We played Harry Potter Clue, Brain Quest, Monopoly, Apples to Apples, Settlers of Cataan, BS (yes, the kids know what that stands for), and even Poker.
Kim baked bread. I might have even made our super special favorite comfort food dish, Tequila Chicken Spinach Fettuccine, and then made it again. And again. And again. And again. Katrina developed a curiosity for the kitchen and started experimenting with some recipes. We took daily family walks and even a few small hikes.
Outside work even picked up as Kim started an online interview series and I did an online show that ran weekly over Zoom.
Dammit, we were going to be thrivers in quarantine! …But we were tired.
As most of the world knows right now, there is no blocking out the throes of a country in chaos. With the pandemic, civil unrest over the murder of George Floyd and a Presidential election race, it was harder and harder to keep up the fun and games.
Not to mention, we were all finding our own paths in this now ubiquitous online world of Zoom. The kids had to chart the “when-do-you-ask-a-question-that-you-normally-would-have-asked-but-now-it’s-much-harder-and-maybe-I’ll-just-wait-and-see-if-I-figure-it-out-by-myself” territory. Kim realized that the loss of face-to-face interactions truly made the workplace more challenging. I adapted my teaching and it seemed like most of the students were able to figure it out with me. But, as was happening all over the country, I also had higher rates of students who just gave up.
Like everyone else, we were tired and uncertain, but we were fighting it. We kept planning game nights and movie nights and hikes. If there were tears and raised voices, well, that was just a price we would pay to keep having fun!
As tempers started to flare over the movie selection, something popped up in my conscious. I asked the 14-year old what she had said.
“Can’t we just have a night off?”
I looked to her brother. “Would you want that?”
“Yes, please! I just want to veg!”
I looked to my wife. She nodded quietly. So, we turned the TV off and just chilled. And that’s been the plan ever since.
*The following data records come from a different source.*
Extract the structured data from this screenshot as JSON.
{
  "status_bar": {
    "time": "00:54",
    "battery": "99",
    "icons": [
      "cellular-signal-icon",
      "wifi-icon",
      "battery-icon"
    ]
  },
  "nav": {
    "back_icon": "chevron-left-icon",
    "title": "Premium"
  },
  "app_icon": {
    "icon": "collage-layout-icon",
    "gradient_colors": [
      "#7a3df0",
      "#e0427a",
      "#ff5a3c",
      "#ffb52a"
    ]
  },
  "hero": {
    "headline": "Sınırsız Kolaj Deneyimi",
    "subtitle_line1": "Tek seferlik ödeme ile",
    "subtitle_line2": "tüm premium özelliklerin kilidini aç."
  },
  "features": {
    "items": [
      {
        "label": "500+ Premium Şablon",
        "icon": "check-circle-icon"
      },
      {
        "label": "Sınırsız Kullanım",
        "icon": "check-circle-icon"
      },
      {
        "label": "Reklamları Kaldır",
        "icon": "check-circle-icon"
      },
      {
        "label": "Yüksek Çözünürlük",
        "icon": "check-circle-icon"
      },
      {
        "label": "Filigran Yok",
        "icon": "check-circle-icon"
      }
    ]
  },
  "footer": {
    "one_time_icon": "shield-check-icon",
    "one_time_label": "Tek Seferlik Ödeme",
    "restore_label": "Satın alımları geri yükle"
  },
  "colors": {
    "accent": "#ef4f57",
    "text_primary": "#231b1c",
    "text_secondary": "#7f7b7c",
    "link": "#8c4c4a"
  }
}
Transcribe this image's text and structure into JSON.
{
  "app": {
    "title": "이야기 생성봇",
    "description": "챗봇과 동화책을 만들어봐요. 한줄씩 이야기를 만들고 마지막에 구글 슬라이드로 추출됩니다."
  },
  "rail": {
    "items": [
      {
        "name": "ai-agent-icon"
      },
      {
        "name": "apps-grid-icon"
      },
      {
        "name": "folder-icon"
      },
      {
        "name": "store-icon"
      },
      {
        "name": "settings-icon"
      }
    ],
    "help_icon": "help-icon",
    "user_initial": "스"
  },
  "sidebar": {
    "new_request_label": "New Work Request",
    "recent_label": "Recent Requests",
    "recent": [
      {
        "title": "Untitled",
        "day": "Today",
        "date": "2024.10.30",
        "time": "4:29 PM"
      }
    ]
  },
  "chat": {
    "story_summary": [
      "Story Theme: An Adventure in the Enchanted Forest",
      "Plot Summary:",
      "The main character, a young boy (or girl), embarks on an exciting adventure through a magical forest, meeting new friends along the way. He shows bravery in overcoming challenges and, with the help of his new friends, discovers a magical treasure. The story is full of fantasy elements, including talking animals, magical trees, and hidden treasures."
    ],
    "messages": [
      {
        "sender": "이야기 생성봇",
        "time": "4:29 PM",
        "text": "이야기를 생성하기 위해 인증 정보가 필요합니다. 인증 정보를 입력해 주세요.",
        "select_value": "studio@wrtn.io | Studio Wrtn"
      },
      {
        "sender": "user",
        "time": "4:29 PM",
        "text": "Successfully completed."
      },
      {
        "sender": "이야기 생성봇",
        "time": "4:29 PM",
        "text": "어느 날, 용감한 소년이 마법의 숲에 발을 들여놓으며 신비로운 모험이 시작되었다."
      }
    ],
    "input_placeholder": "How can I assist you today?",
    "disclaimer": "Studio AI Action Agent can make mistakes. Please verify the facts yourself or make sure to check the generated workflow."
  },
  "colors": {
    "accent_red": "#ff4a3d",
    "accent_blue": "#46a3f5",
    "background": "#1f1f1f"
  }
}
We still play games. We still watch movies. We still read together. We still hike. But we don’t do those things all the time. And any one of us can tap out if we are feeling weary, or tired, or really, just need to.
We have to listen to each other. Yes, baking bread is a good use of time. But so is sitting alone in the gazebo or playing Fortnite or laying down with the dog for a while. It’s all good.
The longer this pandemic extends, the more each of us need to find our own balance. My balance doesn’t need to be my daughter’s and hers doesn’t need to be her mom’s or brother’s. But, collectively, the way we will balance each other is simple.
It may seem odd to begin a new column by talking about listening. Over the coming months, I’m going to be speaking to you, and the very nature of a column is a bit one-way. I’ll be speaking to you about parenting and husbanding and teaching and storytelling. But I’m very much going to be speaking about listening. As a cis-gendered, straight white man, I have experienced my share of privilege. As the world has slowed down around this pandemic, I am trying to take the opportunity to listen to and prioritize voices that I have missed before. I’m recognizing that my place in this new post-pandemic world will have different boundaries and statuses and responsibilities. I’m trying to listen to those around me who have been marginalized for too long. So, I’ll be speaking about that as well. But mostly, I just want to share some thoughts from another walker along the common path.
Until next time…
Jason Heil is a Professor at California State University San Marcos where he teaches theater, and has worked in the entertainment industry as a director, producer, actor, and writer at some of the most prestigious theaters in the U.S. He received his bachelors and masters degrees from the University of California at Irvine, and lives in San Diego with his wife Kim, their two children, and their dog, Sadie.